2 transformers in parallel between 120VAC and the outputs side
Well I'm no engineer either but but two transformers in any configuration can give a few wonderfull effects because of phase relationships, adding too and subtracting from the current. I seem to recall something about ( buck boost) in power supplies where the current was controlled by the load while the voltage remained constant. Man that was years ago.
If the selenium rectifier has 3 terminals it will be a full wave bridge, if two terminals it will be a rectifier diode.

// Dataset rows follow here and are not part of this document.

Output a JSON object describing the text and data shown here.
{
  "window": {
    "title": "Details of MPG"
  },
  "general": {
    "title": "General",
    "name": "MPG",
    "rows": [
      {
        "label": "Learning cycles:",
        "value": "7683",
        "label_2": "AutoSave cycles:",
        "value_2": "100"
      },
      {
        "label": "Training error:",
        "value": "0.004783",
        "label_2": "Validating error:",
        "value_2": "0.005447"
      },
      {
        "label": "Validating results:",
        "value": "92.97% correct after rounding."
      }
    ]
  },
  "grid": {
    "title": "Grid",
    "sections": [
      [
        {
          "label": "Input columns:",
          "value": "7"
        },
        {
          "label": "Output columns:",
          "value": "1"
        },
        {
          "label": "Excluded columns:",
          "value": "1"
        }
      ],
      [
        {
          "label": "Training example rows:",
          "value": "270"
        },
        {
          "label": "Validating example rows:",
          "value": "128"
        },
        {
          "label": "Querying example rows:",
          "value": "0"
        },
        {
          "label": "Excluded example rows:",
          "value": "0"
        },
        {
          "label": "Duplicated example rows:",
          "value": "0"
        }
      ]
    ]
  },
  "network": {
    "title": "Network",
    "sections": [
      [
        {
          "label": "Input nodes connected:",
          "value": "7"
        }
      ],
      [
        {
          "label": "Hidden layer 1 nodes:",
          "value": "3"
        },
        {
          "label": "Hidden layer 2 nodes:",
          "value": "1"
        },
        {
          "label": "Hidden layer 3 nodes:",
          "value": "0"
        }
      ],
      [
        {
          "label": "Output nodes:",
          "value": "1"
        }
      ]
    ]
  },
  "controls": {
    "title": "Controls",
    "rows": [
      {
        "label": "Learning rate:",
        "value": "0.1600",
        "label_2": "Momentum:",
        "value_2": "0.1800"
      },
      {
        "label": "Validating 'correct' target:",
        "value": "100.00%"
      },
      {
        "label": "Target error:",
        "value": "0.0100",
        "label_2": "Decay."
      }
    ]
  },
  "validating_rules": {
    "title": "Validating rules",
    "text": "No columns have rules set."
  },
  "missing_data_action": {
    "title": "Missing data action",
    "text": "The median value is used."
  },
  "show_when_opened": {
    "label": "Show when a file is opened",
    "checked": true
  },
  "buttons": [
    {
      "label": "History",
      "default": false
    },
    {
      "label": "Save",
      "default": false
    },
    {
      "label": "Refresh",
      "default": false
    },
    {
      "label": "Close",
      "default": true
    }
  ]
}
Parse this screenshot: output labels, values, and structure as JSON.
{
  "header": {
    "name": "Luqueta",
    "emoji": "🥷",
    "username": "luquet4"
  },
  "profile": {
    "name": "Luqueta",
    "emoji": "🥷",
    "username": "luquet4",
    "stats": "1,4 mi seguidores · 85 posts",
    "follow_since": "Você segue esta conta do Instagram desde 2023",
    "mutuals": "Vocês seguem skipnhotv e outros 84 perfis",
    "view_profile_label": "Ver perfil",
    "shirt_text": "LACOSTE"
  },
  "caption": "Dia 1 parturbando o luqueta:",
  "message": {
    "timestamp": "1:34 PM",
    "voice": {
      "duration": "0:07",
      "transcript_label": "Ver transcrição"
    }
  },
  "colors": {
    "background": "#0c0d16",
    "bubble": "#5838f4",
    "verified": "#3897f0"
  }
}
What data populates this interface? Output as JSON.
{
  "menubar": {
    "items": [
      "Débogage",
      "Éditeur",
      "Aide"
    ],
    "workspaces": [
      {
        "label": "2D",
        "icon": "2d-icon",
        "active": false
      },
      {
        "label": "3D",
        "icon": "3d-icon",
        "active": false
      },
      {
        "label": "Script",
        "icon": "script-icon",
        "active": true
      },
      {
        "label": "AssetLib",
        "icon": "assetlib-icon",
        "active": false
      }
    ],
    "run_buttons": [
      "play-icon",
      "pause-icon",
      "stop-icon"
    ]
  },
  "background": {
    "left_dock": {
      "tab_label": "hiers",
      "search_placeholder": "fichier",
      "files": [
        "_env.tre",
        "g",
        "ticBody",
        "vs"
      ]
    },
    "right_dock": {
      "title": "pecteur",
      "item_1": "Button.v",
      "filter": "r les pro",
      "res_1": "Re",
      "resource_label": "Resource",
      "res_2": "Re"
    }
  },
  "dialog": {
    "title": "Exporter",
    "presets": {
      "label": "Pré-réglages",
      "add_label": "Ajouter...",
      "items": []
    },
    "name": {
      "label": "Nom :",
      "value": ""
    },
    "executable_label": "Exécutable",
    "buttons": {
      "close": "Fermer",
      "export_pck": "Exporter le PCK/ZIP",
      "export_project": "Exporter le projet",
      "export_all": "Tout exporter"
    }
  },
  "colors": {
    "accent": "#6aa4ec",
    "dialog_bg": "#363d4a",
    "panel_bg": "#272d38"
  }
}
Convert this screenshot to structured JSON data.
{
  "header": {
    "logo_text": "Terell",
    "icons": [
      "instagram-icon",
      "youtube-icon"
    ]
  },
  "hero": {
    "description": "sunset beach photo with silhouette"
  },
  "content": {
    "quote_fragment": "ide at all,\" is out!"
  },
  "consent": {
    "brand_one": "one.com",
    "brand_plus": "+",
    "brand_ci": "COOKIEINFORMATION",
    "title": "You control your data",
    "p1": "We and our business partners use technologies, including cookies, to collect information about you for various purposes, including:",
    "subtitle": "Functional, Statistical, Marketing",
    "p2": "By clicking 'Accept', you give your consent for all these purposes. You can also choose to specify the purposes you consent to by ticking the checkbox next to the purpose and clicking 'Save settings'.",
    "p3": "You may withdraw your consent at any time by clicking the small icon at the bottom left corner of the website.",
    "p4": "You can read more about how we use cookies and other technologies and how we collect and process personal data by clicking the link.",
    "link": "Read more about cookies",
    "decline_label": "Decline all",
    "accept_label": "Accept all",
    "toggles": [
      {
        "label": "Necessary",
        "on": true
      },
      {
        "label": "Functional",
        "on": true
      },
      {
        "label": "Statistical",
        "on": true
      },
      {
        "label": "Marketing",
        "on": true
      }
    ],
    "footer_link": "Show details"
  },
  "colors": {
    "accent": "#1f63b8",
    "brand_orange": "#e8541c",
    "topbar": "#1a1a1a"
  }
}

Not much help I'm afraid, but Cheers anyway
Full wave makes sense- but there are more than 3 terminals (if I recall) and several are connected- I need to check again...
Transformers in parallel...
power in to Both primaries...
One secondary is Center tapped... other is not
Secondaries lead to connections at A, B, C, and D
first transformer leads to A & B
second to B, C (the center tap) and D.

Would function similar to a large primary and a secodary with 2 taps. (I think)

Understand, I like its performance . . . and I do NOT intend to rework it... just understand it!

How does it deliver a fixed 12 VDC at varying amperage?